**Exercise:** Look through the listing below and say how many lines contain the word "screenshot". Nothing else belongs in the reply.

**Supplied information:**
● ● ● ● ●

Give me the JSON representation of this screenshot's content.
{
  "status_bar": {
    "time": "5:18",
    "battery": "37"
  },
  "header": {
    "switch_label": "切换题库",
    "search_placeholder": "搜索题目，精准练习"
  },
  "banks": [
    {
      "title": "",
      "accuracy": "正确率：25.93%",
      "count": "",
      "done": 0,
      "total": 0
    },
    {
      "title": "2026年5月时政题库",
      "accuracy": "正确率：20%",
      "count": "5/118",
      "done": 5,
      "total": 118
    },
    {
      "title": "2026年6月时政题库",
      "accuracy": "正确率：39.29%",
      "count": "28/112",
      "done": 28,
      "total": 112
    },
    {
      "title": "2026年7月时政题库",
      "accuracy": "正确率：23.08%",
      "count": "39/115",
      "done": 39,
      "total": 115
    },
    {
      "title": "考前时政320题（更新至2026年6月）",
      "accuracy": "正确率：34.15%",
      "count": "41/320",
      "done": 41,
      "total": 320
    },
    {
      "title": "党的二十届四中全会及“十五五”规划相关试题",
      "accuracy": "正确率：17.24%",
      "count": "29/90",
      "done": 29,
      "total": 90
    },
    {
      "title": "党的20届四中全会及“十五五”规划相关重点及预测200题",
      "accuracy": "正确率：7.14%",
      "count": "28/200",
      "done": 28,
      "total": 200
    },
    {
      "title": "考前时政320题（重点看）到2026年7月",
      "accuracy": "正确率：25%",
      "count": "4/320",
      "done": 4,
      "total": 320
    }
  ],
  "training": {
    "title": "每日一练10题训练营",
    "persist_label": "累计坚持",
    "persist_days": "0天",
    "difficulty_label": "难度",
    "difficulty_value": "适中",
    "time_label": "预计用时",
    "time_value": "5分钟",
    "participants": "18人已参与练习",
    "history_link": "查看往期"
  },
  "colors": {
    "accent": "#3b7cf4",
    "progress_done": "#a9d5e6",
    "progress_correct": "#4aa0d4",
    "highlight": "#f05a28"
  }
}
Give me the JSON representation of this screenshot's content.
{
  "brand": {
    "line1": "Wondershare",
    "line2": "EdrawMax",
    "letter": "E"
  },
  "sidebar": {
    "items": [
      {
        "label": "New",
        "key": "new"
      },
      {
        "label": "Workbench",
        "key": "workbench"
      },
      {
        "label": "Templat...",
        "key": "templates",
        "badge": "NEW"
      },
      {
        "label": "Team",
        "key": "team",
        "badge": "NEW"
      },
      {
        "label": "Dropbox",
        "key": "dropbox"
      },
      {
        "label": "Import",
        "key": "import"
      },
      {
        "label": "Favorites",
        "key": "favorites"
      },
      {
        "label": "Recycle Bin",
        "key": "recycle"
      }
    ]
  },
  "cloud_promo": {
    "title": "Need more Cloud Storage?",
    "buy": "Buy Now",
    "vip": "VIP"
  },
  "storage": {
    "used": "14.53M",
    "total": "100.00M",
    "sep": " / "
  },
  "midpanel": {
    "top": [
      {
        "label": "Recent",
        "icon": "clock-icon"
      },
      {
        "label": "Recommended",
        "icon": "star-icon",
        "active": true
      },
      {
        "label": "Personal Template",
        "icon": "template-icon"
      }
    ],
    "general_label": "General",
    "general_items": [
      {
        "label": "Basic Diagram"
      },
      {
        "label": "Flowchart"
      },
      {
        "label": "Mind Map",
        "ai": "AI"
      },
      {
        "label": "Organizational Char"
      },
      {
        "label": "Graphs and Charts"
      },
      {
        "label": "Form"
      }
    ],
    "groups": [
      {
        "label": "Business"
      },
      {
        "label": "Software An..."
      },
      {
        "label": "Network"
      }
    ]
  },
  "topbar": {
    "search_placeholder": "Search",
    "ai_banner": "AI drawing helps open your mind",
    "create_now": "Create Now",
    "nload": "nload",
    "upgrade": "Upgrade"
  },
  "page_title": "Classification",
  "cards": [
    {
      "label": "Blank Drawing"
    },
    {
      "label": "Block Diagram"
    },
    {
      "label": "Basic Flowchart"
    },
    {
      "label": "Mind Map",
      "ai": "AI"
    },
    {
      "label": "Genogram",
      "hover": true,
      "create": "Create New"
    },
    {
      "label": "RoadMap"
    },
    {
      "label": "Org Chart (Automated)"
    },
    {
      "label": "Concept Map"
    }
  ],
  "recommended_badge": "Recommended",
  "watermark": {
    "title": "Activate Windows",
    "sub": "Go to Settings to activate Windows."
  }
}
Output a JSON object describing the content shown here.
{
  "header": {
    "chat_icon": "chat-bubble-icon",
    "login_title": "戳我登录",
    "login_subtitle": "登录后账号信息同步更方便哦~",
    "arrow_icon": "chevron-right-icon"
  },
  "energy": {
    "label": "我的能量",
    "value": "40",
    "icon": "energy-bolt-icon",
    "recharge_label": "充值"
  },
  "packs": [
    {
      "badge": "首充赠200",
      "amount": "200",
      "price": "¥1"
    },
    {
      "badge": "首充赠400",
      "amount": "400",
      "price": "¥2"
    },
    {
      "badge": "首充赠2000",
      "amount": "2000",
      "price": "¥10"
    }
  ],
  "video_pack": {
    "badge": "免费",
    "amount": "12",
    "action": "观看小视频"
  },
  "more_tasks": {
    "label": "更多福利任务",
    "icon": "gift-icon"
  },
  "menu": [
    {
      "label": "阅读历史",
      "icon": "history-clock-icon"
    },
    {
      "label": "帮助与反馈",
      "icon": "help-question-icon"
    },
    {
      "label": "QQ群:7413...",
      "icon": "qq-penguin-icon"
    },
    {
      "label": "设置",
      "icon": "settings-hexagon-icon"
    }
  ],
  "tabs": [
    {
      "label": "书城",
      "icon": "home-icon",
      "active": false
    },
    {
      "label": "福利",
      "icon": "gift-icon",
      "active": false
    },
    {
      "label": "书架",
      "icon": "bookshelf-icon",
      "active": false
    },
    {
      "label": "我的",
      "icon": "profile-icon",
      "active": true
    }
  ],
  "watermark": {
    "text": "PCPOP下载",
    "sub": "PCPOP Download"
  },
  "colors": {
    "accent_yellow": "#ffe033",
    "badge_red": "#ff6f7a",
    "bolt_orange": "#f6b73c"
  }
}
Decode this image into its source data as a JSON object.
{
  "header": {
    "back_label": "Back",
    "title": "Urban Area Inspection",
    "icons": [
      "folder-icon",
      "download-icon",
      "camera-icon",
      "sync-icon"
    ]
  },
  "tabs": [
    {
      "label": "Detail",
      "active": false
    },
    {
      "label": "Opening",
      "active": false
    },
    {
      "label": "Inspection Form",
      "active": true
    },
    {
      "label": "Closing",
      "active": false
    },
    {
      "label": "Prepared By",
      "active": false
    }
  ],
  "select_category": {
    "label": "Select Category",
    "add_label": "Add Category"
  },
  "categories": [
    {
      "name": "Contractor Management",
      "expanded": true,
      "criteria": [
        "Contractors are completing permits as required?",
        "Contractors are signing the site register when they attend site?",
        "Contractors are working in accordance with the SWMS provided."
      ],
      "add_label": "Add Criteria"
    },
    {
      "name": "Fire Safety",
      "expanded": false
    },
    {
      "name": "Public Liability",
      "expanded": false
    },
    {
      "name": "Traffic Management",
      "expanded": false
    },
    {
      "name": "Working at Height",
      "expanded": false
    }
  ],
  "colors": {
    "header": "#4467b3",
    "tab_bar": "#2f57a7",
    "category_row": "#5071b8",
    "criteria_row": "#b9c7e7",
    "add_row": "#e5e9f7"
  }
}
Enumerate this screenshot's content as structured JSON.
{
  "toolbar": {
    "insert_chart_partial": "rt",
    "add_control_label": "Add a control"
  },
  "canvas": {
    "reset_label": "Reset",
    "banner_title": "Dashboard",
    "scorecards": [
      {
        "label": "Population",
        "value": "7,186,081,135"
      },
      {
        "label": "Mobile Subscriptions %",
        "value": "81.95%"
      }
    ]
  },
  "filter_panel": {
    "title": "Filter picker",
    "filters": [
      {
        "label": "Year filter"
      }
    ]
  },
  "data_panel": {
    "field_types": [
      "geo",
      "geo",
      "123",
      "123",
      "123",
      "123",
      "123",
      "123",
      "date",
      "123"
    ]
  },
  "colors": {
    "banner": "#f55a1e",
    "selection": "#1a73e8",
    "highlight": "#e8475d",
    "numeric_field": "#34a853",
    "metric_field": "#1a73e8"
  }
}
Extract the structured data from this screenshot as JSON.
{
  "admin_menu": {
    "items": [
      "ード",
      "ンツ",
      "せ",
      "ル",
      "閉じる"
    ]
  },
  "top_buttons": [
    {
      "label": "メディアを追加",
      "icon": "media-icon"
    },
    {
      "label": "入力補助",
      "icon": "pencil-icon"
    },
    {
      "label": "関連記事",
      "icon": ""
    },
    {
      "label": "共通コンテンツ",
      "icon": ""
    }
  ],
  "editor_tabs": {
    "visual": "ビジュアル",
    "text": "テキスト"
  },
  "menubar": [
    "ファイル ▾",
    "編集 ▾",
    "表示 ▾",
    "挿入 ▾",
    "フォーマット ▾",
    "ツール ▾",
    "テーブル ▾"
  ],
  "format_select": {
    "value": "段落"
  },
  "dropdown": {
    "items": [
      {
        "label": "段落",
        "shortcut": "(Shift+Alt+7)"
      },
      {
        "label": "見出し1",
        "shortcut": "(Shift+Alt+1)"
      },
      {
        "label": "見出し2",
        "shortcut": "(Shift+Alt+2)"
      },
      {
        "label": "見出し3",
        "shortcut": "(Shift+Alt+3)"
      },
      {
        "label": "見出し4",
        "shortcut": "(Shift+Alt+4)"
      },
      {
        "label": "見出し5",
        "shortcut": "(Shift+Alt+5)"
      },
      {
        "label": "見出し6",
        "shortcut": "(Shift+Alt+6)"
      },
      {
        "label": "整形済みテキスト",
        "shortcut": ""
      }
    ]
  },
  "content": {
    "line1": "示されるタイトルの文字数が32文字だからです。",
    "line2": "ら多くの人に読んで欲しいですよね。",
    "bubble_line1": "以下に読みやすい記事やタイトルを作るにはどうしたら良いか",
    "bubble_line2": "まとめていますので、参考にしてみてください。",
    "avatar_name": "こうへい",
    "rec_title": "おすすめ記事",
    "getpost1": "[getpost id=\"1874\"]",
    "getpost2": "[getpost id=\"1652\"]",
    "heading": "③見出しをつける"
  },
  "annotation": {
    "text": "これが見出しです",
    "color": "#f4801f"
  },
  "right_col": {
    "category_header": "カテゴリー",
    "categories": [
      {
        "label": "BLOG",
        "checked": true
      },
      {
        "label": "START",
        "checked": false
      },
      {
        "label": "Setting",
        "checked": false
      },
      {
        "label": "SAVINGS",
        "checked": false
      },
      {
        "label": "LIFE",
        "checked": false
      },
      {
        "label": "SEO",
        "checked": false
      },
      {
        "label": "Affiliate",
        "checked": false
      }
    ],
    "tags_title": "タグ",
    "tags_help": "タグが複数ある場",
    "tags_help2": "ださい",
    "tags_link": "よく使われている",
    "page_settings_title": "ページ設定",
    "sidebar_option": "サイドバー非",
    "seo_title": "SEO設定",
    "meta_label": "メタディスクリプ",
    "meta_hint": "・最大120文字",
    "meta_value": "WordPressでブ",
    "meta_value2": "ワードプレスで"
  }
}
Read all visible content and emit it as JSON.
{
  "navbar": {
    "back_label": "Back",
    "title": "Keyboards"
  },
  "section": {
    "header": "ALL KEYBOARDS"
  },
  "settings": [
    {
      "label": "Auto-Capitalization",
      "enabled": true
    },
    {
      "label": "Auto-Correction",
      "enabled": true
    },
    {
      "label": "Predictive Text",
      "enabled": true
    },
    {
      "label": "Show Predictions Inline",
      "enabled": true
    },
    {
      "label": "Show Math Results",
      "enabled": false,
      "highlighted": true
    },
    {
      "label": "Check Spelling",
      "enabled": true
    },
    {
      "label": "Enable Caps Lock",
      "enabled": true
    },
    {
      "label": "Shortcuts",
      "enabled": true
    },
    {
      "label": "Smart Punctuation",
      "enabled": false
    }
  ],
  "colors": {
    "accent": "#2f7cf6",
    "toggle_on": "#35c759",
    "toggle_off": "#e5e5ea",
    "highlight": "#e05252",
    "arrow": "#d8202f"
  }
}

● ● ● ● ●

**Solution:** 4